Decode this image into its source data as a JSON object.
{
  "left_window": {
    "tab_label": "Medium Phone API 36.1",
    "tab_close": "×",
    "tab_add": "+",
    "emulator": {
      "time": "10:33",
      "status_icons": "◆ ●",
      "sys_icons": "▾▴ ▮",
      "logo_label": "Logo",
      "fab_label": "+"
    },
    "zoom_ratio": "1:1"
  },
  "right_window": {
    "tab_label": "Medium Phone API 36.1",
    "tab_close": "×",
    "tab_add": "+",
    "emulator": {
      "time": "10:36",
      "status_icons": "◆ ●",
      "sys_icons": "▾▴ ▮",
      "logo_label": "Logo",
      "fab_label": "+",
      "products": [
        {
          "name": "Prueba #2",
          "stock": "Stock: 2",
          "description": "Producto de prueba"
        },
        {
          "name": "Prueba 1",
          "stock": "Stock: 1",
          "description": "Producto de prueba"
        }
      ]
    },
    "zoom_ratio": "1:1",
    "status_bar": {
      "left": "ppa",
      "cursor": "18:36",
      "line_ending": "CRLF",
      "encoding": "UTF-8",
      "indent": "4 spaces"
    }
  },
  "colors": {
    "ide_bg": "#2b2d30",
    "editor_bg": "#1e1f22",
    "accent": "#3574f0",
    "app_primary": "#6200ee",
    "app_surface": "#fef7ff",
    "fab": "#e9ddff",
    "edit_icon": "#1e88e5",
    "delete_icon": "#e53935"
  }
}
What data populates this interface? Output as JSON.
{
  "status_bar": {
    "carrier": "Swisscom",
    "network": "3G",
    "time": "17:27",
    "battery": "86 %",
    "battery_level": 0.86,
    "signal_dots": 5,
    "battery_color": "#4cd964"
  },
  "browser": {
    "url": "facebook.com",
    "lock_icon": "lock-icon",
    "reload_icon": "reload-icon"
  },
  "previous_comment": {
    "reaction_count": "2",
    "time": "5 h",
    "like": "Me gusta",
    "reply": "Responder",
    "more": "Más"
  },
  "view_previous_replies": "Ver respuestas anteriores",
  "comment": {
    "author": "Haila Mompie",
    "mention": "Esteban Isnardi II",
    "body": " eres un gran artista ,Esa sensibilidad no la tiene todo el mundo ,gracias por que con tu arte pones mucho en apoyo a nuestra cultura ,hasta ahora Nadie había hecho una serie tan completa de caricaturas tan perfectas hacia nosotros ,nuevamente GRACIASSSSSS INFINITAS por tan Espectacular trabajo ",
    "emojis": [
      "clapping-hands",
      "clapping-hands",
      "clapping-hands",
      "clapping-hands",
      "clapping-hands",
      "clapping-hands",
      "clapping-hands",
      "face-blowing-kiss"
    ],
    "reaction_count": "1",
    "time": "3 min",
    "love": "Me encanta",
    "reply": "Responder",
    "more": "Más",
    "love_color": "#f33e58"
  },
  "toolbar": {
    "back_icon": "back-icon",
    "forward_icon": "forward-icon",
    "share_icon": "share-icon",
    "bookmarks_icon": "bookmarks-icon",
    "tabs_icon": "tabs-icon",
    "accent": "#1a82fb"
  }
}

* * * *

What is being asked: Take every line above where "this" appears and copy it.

Answer section:
Decode this image into its source data as a JSON object.
What data populates this interface? Output as JSON.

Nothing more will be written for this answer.